Current position: Lab Coordinator, Biology Degree Coordinator, Hawaii Community College, HI

Mark Longo, Ph.D.

Thesis: Searching for the Mammalian Centromere, Excursions in Genome Space

Current position: Assistant Professor in Residence, Dept. of Molecular and Cell Biology, UConn, CT

Elisabeth Mlynarski, Ph.D.

Thesis: Peromyscus karyotypic evolution in speciation and disease

Current position: Postdoctoral Fellow, Comp Bio UPenn, PA   

Dawn Carone, Ph.D.

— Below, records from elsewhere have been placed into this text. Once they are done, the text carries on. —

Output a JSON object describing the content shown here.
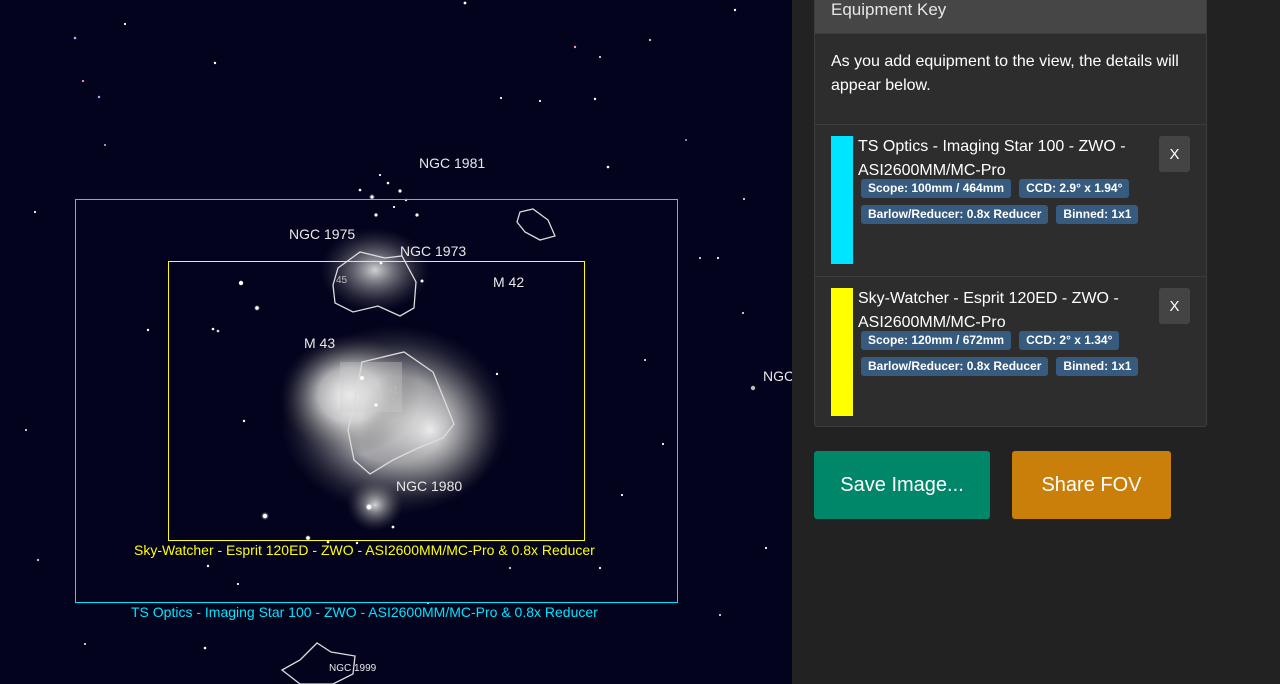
{
  "sky": {
    "labels": {
      "ngc1981": "NGC 1981",
      "ngc1975": "NGC 1975",
      "ngc1973": "NGC 1973",
      "m42": "M 42",
      "m43": "M 43",
      "ngc1980": "NGC 1980",
      "ngc_edge": "NGC",
      "ngc1999": "NGC 1999",
      "n45": "45",
      "n41": "41"
    },
    "fov_captions": {
      "skywatcher": "Sky-Watcher - Esprit 120ED - ZWO - ASI2600MM/MC-Pro  & 0.8x Reducer",
      "tsoptics": "TS Optics - Imaging Star 100 - ZWO - ASI2600MM/MC-Pro  & 0.8x Reducer"
    }
  },
  "equipment_key": {
    "title": "Equipment Key",
    "intro": "As you add equipment to the view, the details will appear below.",
    "items": [
      {
        "title": "TS Optics - Imaging Star 100 - ZWO - ASI2600MM/MC-Pro",
        "scope": "Scope: 100mm / 464mm",
        "ccd": "CCD: 2.9° x 1.94°",
        "barlow": "Barlow/Reducer: 0.8x Reducer",
        "binned": "Binned: 1x1",
        "remove_label": "X"
      },
      {
        "title": "Sky-Watcher - Esprit 120ED - ZWO - ASI2600MM/MC-Pro",
        "scope": "Scope: 120mm / 672mm",
        "ccd": "CCD: 2° x 1.34°",
        "barlow": "Barlow/Reducer: 0.8x Reducer",
        "binned": "Binned: 1x1",
        "remove_label": "X"
      }
    ]
  },
  "actions": {
    "save_label": "Save Image...",
    "share_label": "Share FOV"
  },
  "colors": {
    "sky_background": "#03031e",
    "panel_background": "#222222",
    "fov_ts_optics": "#00e5ff",
    "fov_skywatcher": "#ffff00",
    "badge": "#375a7f",
    "save_button": "#00876a",
    "share_button": "#c97f0a"
  }
}
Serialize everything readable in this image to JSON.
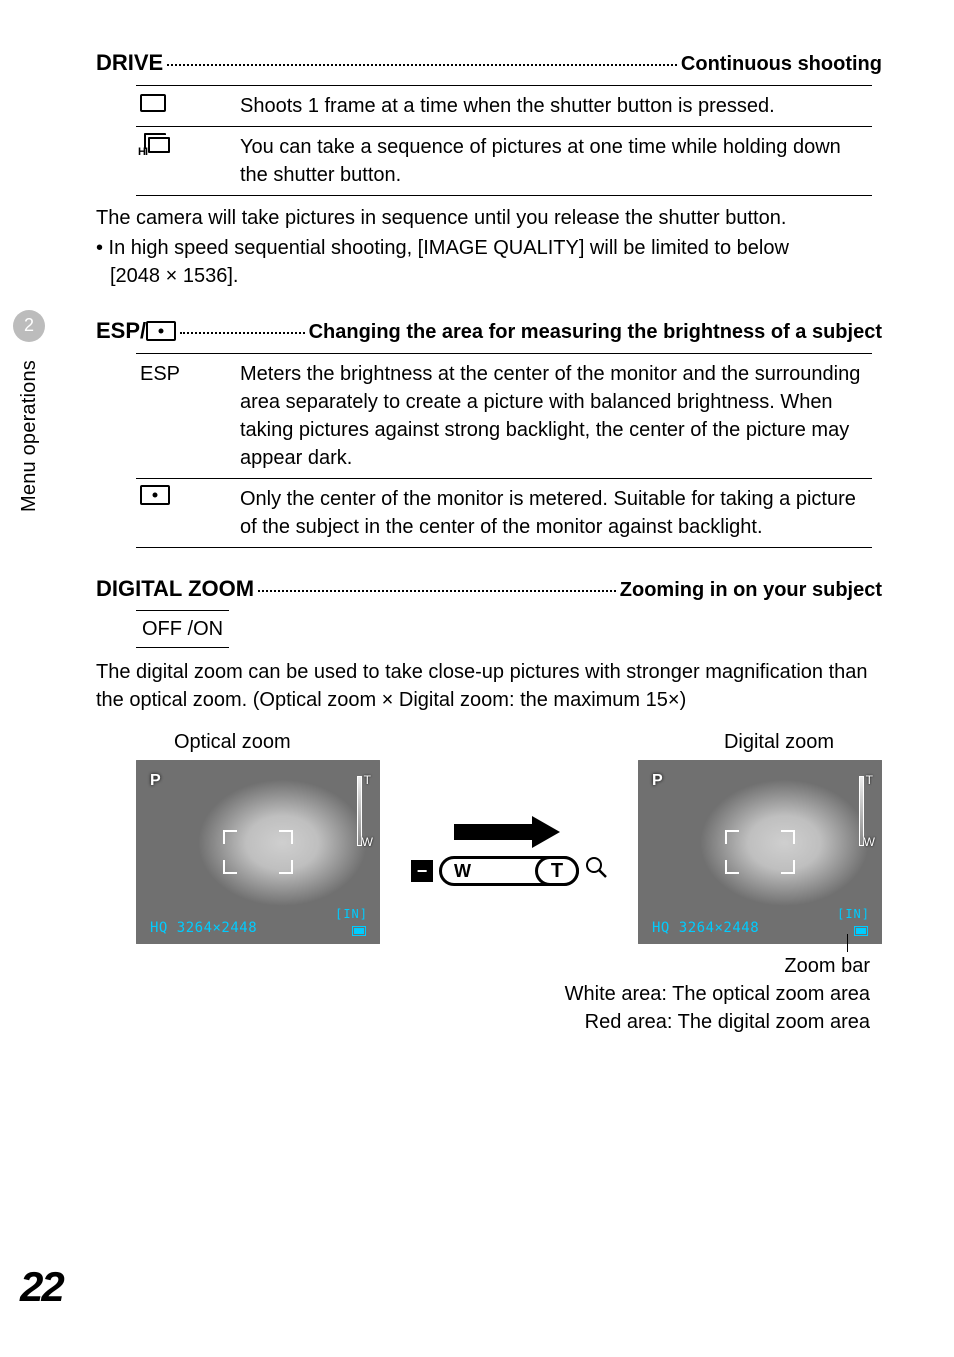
{
  "side": {
    "chapter": "2",
    "label": "Menu operations"
  },
  "drive": {
    "title_left": "DRIVE",
    "title_right": "Continuous shooting",
    "rows": [
      {
        "icon": "single-frame-icon",
        "text": "Shoots 1 frame at a time when the shutter button is pressed."
      },
      {
        "icon": "sequential-icon",
        "text": "You can take a sequence of pictures at one time while holding down the shutter button."
      }
    ],
    "note1": "The camera will take pictures in sequence until you release the shutter button.",
    "note2_bullet": "• In high speed sequential shooting, [IMAGE QUALITY] will be limited to below",
    "note2_line2": "[2048 × 1536]."
  },
  "esp": {
    "title_left": "ESP/",
    "title_right": "Changing the area for measuring the brightness of a subject",
    "rows": [
      {
        "label": "ESP",
        "text": "Meters the brightness at the center of the monitor and the surrounding area separately to create a picture with balanced brightness. When taking pictures against strong backlight, the center of the picture may appear dark."
      },
      {
        "label": "spot-icon",
        "text": "Only the center of the monitor is metered. Suitable for taking a picture of the subject in the center of the monitor against backlight."
      }
    ]
  },
  "digitalzoom": {
    "title_left": "DIGITAL ZOOM",
    "title_right": "Zooming in on your subject",
    "offon": "OFF  /ON",
    "desc": "The digital zoom can be used to take close-up pictures with stronger magnification than the optical zoom. (Optical zoom × Digital zoom: the maximum 15×)",
    "label_optical": "Optical zoom",
    "label_digital": "Digital zoom",
    "overlay": {
      "p": "P",
      "t": "T",
      "w": "W",
      "in": "[IN]",
      "hq": "HQ 3264×2448"
    },
    "slider_w": "W",
    "slider_t": "T",
    "caption_title": "Zoom bar",
    "caption_white": "White area: The optical zoom area",
    "caption_red": "Red area: The digital zoom area"
  },
  "page_number": "22"
}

Thesis: The Role of Retroviruses and RNA in Mammalian Centromere Competency

Current position: Assistant Professor, Swarthmore University, PA

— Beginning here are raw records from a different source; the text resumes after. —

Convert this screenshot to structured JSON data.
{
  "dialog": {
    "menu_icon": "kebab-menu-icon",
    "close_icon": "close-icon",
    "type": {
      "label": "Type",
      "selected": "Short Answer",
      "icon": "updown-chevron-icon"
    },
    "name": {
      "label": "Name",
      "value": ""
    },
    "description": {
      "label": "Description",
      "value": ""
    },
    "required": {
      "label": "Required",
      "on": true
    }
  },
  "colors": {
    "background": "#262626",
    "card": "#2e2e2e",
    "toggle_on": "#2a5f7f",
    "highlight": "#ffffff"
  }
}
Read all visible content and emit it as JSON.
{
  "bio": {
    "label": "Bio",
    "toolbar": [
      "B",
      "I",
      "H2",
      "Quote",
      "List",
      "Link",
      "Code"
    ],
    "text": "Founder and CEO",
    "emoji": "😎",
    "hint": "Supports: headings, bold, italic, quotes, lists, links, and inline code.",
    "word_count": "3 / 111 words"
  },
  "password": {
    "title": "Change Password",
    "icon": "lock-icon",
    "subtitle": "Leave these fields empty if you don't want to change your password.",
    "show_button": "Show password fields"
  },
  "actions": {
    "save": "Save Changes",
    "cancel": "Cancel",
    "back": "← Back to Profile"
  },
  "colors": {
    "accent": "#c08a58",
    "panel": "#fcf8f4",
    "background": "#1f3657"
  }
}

Gianni Ferreri, Ph.D.

Thesis: An Ultraconserved Retrovirus and its Impact on Vertebrate Genome Evolution

Current position: Product Develop Lead, Roche Tissue Diagnostics, Ventana Medical Systems, AR    

Kira Bulazel, Ph.D.

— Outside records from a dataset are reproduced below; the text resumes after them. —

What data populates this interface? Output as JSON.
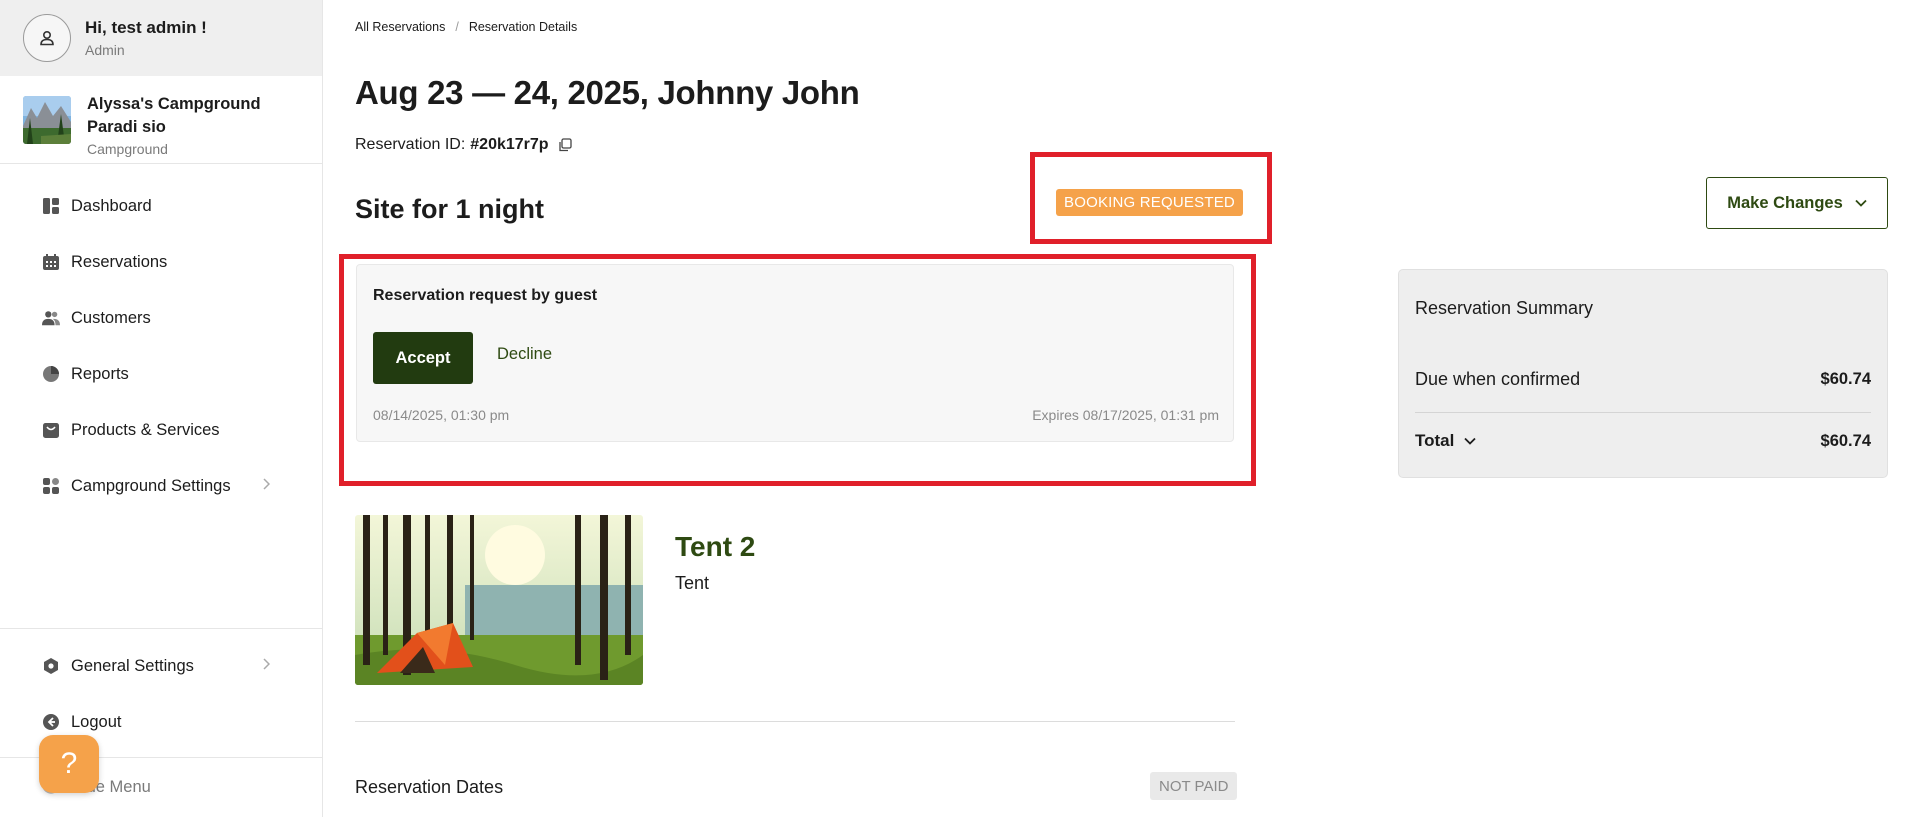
{
  "user": {
    "greeting": "Hi, test admin !",
    "role": "Admin"
  },
  "campground": {
    "name": "Alyssa's Campground Paradi sio",
    "type": "Campground"
  },
  "sidebar": {
    "items": [
      {
        "label": "Dashboard",
        "icon": "dashboard-icon"
      },
      {
        "label": "Reservations",
        "icon": "calendar-icon"
      },
      {
        "label": "Customers",
        "icon": "users-icon"
      },
      {
        "label": "Reports",
        "icon": "pie-chart-icon"
      },
      {
        "label": "Products & Services",
        "icon": "bag-icon"
      },
      {
        "label": "Campground Settings",
        "icon": "apps-icon"
      }
    ],
    "bottom_items": [
      {
        "label": "General Settings",
        "icon": "hexagon-gear-icon"
      },
      {
        "label": "Logout",
        "icon": "logout-icon"
      }
    ],
    "hide_menu": "Hide Menu",
    "help": "?"
  },
  "breadcrumb": {
    "parent": "All Reservations",
    "current": "Reservation Details"
  },
  "page": {
    "title": "Aug 23 — 24, 2025, Johnny John",
    "reservation_id_label": "Reservation ID:",
    "reservation_id": "#20k17r7p",
    "section_title": "Site for 1 night",
    "status": "BOOKING REQUESTED"
  },
  "request": {
    "title": "Reservation request by guest",
    "accept": "Accept",
    "decline": "Decline",
    "requested_at": "08/14/2025, 01:30 pm",
    "expires": "Expires 08/17/2025, 01:31 pm"
  },
  "site": {
    "name": "Tent 2",
    "type": "Tent"
  },
  "dates_section": {
    "title": "Reservation Dates",
    "payment_status": "NOT PAID"
  },
  "actions": {
    "make_changes": "Make Changes"
  },
  "summary": {
    "title": "Reservation Summary",
    "due_label": "Due when confirmed",
    "due_amount": "$60.74",
    "total_label": "Total",
    "total_amount": "$60.74"
  },
  "colors": {
    "accent_green": "#223b10",
    "link_green": "#2e4a12",
    "status_orange": "#f5a24a",
    "highlight_red": "#e0202a"
  }
}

Thesis: Molecular evolutionary genetics of the macropodinae: phylogenetic resolution of the genus Macropus and analysis of centromere composition

Current position: Bioinformatics Scientist at AgBiome, NC

Judith D. Brown, Ph.D.

Thesis: Evaluation of genetic instability in eutherian hybrids

Current position: Associate Professor in Residence, School of Nursing and Institute for Systems Genomics, UConn, CT      


Masters Students (Completed - internship or thesis): 

Trent Tennyson Meg Marzelli Jennifer Mack Kristen Kosswig
Diana Golden Concetta Marfella Lucas Wright Devika Dhandapani
Chia Wei Lim Lorin Weaver Melissa Harris Zanna Aristarhova
Karina Winiarskyj Lauren Bellizzi Leah Newmann Stan Sulewski III
Nicholas Jannetty Sonya Kapoor Paul Gradie Jean Whalen
Jenny Kwok Jessica Strein Randy Kudra Michael Peracchio
Brianna Flynn Brendan Smalec Nicholas Mosca

Masters Students (Associate Advisor): 42

Undergraduate Students (Completed):
(Honors Scholars*, Holster Scholars^, SURF recipients)

Elyse Pizzo* Justin Beauchamp Yinka Edwards Mike Wheelock*#
Brianna Flynn Steven Slota*# Mark Longo Sara Bennett*
Dawn Lincinsky Brad Whaley Shannon Callanan* Jeffery Lahrmann*
Kristin Hervey* Aaron Stepanek Laura Hall Melissa Harris
Gianni Ferreri Anagha Sabnis*# Martina Strbunclj* Sharon Pillsbury*
Eileen Kelly* Vanessa Piccullo*# Caitlin Finn*# Kathleen Stewart*#
Cecilia Esteves* Mina Farahani* Leroy Robinson Julianna Crivello
Nicholas Jannetty Katie Ritz*# Parker Sulkowski*# Kristen Hughes*
Christine Nykyforchyn*# Brendan Smalec*^# Jacob Zinn Corbinian Wanner
Alex Tedeschi*# Madeline Gastonguay*^ Melinda Wei* Madelyn Severson*#
Olivia Zhang* Xuechen Chen Chenghong Deng*#  Hannah Smith *#